PO Box 5426

Berkeley, CA 94705


HERBICIDES      Ending toxic chemical use on our lands

Literally hundreds of gallons of these toxins are applied to thousands of felled tree stumps and "weeds"

(i.e., unwanted plants), over years, in "treatment" areas.  Thus the poisons enter our interconnected

environment.  Trees, plants, soil, rainwater, streams, lakes, hillsides, insects, mammals, birds, raptors,

dogs, children and adults are all within a web of life, as we learn in grade school as children.  And also in

Rachel Carson's seminal 1962 book, "Silent Spring," which helped launch the modern environmental

movement almost six decades ago.  It's relevant to note that the chemical industry attacked her book

then, just as it attacks all the damning scientific research today, threatening a billion dollar industry.

Unfortunately, despite common sense, grade school teachings, university studies and hundreds of scientific tests demonstrating their toxicity, pesticides/herbicides are still legally, routinely used nation-wide and worldwide—and on Oakland and Berkeley public lands.  This, ultimately, is due to millions of multinational chemical company dollars.  The industry has lobbied aggressively with public relations and ad campaigns to convince — or corrupt with dollars— federal, state and city governments and regulatory agencies like the EPA which has allowed an exponentially expanded use of these poisons.  These ad and P.R. campaigns, as with the tobacco industry, protect literally billions of dollars in annual worldwide profits.

                                                   READ LA Times story, "California lists Roundup ingredient as a chemical linked to cancer"


                                                   READ Reuters story, "Cancer agency left in the dark over glyphosate evidence"

                                                   READ NY Times story, "Monsanto Weed Killer Roundup Faces New Doubts on Safety..."


Because of the tremendous harm they pose to the public, to wildlife, to groundwater, streams, lakes and our precious, dwindling forests, The Hills Conversation Network is opposed to their use, period.  Especially since their use is not even absolutely necessary, just convenient, profitable, and now habitual.

LITERATURE on pesticides/herbicides:

Each chapter of "The Myths of Safe Pesticides" dispels one of the many myths about the safety of pesticides, and by extension, the government regulators and corporate community evaluating them:

MYTH 1.  All agricultural poisons are rigorously tested.
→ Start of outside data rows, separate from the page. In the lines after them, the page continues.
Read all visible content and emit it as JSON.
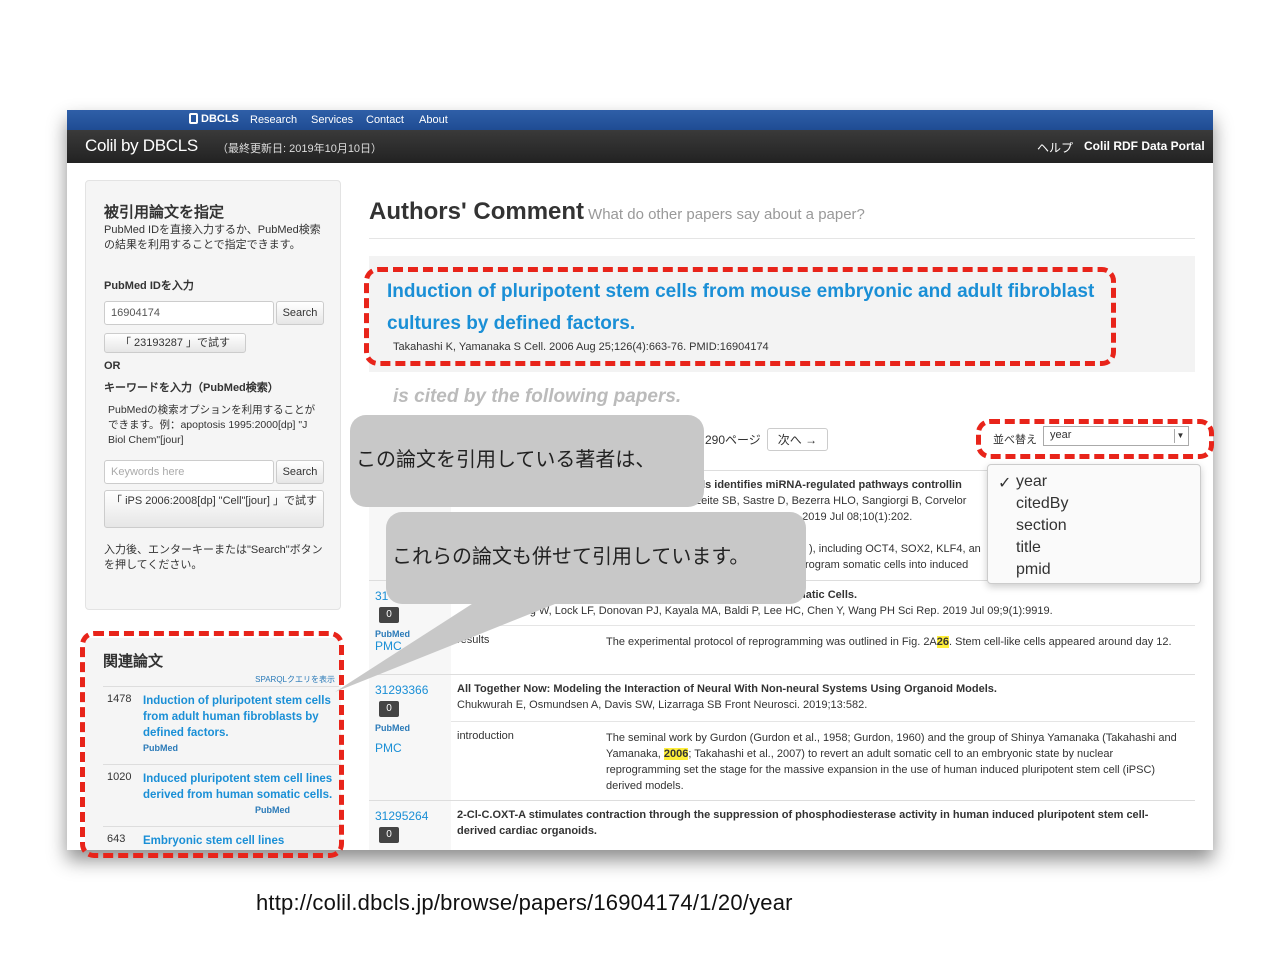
{
  "topnav": {
    "brand": "DBCLS",
    "items": [
      "Research",
      "Services",
      "Contact",
      "About"
    ]
  },
  "header": {
    "logo": "Colil by DBCLS",
    "updated": "（最終更新日: 2019年10月10日）",
    "help": "ヘルプ",
    "portal": "Colil RDF Data Portal"
  },
  "sidebar": {
    "title": "被引用論文を指定",
    "desc": "PubMed IDを直接入力するか、PubMed検索の結果を利用することで指定できます。",
    "pmid_label": "PubMed IDを入力",
    "pmid_value": "16904174",
    "search_label": "Search",
    "try_pmid": "「 23193287 」で試す",
    "or": "OR",
    "kw_label": "キーワードを入力（PubMed検索）",
    "kw_desc": "PubMedの検索オプションを利用することができます。例：apoptosis 1995:2000[dp] \"J Biol Chem\"[jour]",
    "kw_placeholder": "Keywords here",
    "search_label2": "Search",
    "try_kw": "「 iPS 2006:2008[dp] \"Cell\"[jour] 」で試す",
    "note": "入力後、エンターキーまたは\"Search\"ボタンを押してください。"
  },
  "related": {
    "title": "関連論文",
    "sparql": "SPARQLクエリを表示",
    "items": [
      {
        "count": "1478",
        "title": "Induction of pluripotent stem cells from adult human fibroblasts by defined factors.",
        "pubmed": "PubMed"
      },
      {
        "count": "1020",
        "title": "Induced pluripotent stem cell lines derived from human somatic cells.",
        "pubmed": "PubMed"
      },
      {
        "count": "643",
        "title": "Embryonic stem cell lines"
      }
    ]
  },
  "main": {
    "heading": "Authors' Comment",
    "subheading": "What do other papers say about a paper?",
    "paper_title": "Induction of pluripotent stem cells from mouse embryonic and adult fibroblast cultures by defined factors.",
    "paper_meta": "Takahashi K, Yamanaka S    Cell. 2006 Aug 25;126(4):663-76.    PMID:16904174",
    "cited_by": "is cited by the following papers.",
    "pages": "290ページ",
    "next": "次へ →",
    "sort_label": "並べ替え",
    "sort_value": "year",
    "sort_options": [
      "year",
      "citedBy",
      "section",
      "title",
      "pmid"
    ]
  },
  "rows": [
    {
      "title_frag": "lls identifies miRNA-regulated pathways controllin",
      "authors_frag": "Leite SB, Sastre D, Bezerra HLO, Sangiorgi B, Corvelor",
      "journal_frag": "r. 2019 Jul 08;10(1):202.",
      "ctx_frag1": "), including OCT4, SOX2, KLF4, an",
      "ctx_frag2": "rogram somatic cells into induced"
    },
    {
      "pmid": "31",
      "badge": "0",
      "pmc": "PMC",
      "title_frag": "natic Cells.",
      "authors": "Su CC, Deng W, Lock LF, Donovan PJ, Kayala MA, Baldi P, Lee HC, Chen Y, Wang PH     Sci Rep. 2019 Jul 09;9(1):9919.",
      "section": "results",
      "text_a": "The experimental protocol of reprogramming was outlined in Fig. 2A",
      "text_hl": "26",
      "text_b": ". Stem cell-like cells appeared around day 12."
    },
    {
      "pmid": "31293366",
      "badge": "0",
      "pmc": "PMC",
      "title": "All Together Now: Modeling the Interaction of Neural With Non-neural Systems Using Organoid Models.",
      "authors": "Chukwurah E, Osmundsen A, Davis SW, Lizarraga SB     Front Neurosci. 2019;13:582.",
      "section": "introduction",
      "text_a": "The seminal work by Gurdon (Gurdon et al., 1958; Gurdon, 1960) and the group of Shinya Yamanaka (Takahashi and Yamanaka, ",
      "text_hl": "2006",
      "text_b": "; Takahashi et al., 2007) to revert an adult somatic cell to an embryonic state by nuclear reprogramming set the stage for the massive expansion in the use of human induced pluripotent stem cell (iPSC) derived models."
    },
    {
      "pmid": "31295264",
      "badge": "0",
      "title": "2-Cl-C.OXT-A stimulates contraction through the suppression of phosphodiesterase activity in human induced pluripotent stem cell-derived cardiac organoids."
    }
  ],
  "bubbles": {
    "b1": "この論文を引用している著者は、",
    "b2": "これらの論文も併せて引用しています。"
  },
  "url": "http://colil.dbcls.jp/browse/papers/16904174/1/20/year",
  "colors": {
    "accent": "#1a8fd6",
    "annotation": "#e8241a",
    "navbar": "#1f4c93"
  }
}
Actually, of the more than 88,000 chemical compounds unleashed on the world since the end of World War II, only a few hundred have been (inadequately) tested, only three have ever been banned, and none has been tested in combination with any of the others, inside the human body.

MYTH 2.  Very small amount. The old adage is the dose makes the poison. Actually, the body doesn't care about massive amounts. It's the tiniest parts per billion and even trillion that latch on to proteins, hormones and cells, block communications from the brain, disrupt the stability of the network, and create massive imbalances in cell growth (cancers) and the various "new" chronic diseases of the past 25 years. It's the tiny amounts that kill.

MYTH 3.  Modern pesticides rapidly degrade. Actually, residues concentrate the poisons. When toxic poisons biodegrade they can become oxons, 100 times more toxic than the original pesticide. Glyphosate (Monsanto's Roundup) at residue levels induces human breast cancer cells to multiply 8-13 times. It grows cancer.

MYTH 4.  Reliable Regulatory Authorities. Actually, they can be counted on for absolutely no protection whatsoever. See review of "Poison Spring" by E.G. Vallianatos, a 25-year veteran administrator at the EPA.

The majority of East Bay Hills (and SF Bay Area) residents oppose using poisons — pesticides, and the sub-categories herbicides and insecticides — on public lands.  And with good reason.  Numerous independent studies demonstrate them to be carcinogens and endocrine disruptors; toxic to plant life, and harmful to the gut bacteria of mammals—and humans.



Those who advocate cutting down trees and then using herbicides (like Dow Garlon) to kill the stumps often claim only “tiny” or “small" amounts of these toxic chemicals will be used, to calm public fear.  


But cutting down 100,000 trees (a conservative estimate of deforestation plans HCN has thwarted) and treating their stumps with an (also conservatively) estimated 3 oz. of herbicide per stump adds up to thousands of gallons of herbicides (if applied to manufacturer's specifications):


3 oz/stump twice/year for 5-10 years x 100,000 trees

= 6oz/year x 5-10 years = 30-60oz/tree

x 100,000 trees = 3-6 million oz. over 5-10 years.  

Divide by 128oz per gallon...




Even this massive (and conservative) estimate is not complete.  It only accounts for applications to tree stumps, NOT additional herbicide routinely sprayed on vegetation like hemlock, thistle, poison oak, broom and grasses that grow quickly where forests are cut down.  These smaller plants dry out in summer and autumn and are more easily ignitable than fog-capturing forests, dramatically increasing the chance of wildfire ignition and rapid, uncontrollable spread. Read why.